I asked him a question about the tangibility of institutional change with regard to his nonprofit’s diversity programs that provide college admission and preparatory services to underserved Latinx communities, to which he acknowledged the difficulties that accompanied his work but elaborated upon the systemic changes he made. His answer to the question made me think about our role as individuals in shaping these institutions: it’s extremely difficult to enact change when we aren’t necessarily the ones that hold the most power, but it can be possible— after years of experience and connecting with others in the field. It’s not an easy feat.
Over the past few months, I’ve developed this feeling of political stagnancy and hopelessness. At a time of extreme polarization and political bubbles where it’s easy to gauge where political parties stand on each issue, we often encounter policy gridlocks and a lack of real, tangible change from the government. Shaping change from working with institutions starts with power, and power is largely determined by one’s race, social standing, gender, sexuality and class. So, as a public policy major, I’ve often contemplated whether my own role in the system has any use, because I don’t necessarily have many of these prerequisites for enacting change within and from institutions.
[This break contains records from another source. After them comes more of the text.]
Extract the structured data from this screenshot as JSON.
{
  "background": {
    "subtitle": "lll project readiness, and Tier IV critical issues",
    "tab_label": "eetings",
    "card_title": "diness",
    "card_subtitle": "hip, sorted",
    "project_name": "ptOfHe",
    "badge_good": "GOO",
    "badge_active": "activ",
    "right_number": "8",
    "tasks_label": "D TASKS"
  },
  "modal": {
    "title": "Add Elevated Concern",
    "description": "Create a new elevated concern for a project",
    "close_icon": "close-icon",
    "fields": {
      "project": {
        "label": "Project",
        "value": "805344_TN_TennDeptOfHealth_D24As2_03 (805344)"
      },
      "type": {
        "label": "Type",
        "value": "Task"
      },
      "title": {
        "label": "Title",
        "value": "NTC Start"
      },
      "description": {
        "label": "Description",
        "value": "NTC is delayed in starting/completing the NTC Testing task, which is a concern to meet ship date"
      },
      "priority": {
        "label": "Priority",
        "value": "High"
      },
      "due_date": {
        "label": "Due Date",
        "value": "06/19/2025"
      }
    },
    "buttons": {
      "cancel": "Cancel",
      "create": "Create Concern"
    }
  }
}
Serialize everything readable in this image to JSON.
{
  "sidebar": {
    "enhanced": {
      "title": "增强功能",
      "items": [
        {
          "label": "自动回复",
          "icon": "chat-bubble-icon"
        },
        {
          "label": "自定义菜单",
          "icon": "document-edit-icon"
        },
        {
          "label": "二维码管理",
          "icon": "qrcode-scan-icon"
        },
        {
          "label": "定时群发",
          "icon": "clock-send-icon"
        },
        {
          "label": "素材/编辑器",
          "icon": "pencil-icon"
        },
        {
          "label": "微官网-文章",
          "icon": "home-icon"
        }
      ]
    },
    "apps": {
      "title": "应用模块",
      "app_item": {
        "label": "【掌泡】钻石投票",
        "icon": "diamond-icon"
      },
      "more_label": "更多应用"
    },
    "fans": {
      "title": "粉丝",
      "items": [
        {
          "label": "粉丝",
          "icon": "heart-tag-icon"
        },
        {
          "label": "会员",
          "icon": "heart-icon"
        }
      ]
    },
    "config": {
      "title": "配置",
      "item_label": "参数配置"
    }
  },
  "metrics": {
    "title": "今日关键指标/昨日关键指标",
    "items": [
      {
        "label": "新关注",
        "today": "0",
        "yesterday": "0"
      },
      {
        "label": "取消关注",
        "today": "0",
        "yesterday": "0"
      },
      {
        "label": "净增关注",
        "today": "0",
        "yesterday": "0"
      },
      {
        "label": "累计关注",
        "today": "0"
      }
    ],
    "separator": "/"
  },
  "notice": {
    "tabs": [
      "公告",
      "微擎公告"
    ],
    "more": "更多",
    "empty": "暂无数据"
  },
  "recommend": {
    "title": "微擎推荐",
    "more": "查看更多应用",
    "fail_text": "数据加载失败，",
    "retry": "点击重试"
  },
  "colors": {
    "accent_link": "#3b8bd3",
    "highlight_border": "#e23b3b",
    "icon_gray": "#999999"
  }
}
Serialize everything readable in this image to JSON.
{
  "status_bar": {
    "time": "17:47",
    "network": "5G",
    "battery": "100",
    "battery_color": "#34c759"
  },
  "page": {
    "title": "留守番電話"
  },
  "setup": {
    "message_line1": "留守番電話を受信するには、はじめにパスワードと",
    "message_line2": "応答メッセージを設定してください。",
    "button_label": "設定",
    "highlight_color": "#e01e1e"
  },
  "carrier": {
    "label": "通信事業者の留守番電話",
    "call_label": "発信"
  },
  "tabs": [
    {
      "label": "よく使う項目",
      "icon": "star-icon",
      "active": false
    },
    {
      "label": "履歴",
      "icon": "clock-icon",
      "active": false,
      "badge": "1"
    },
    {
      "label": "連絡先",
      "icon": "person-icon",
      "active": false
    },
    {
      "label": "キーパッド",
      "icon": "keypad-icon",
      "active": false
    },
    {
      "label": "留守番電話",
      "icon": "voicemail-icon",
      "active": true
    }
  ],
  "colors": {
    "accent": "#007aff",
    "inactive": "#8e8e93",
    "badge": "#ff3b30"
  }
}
But talking to Representative Hurtado provided me a really unique and nuanced perspective about fixing these institutions. He’s a first-generation Latino college student, and he was able to work on several meaningful projects and work towards the changes he cared about. He, of course, acknowledges that it’s difficult– but, nevertheless, his extensive background in policy and politics is a restorative force that gives me hope for the political future of our generation.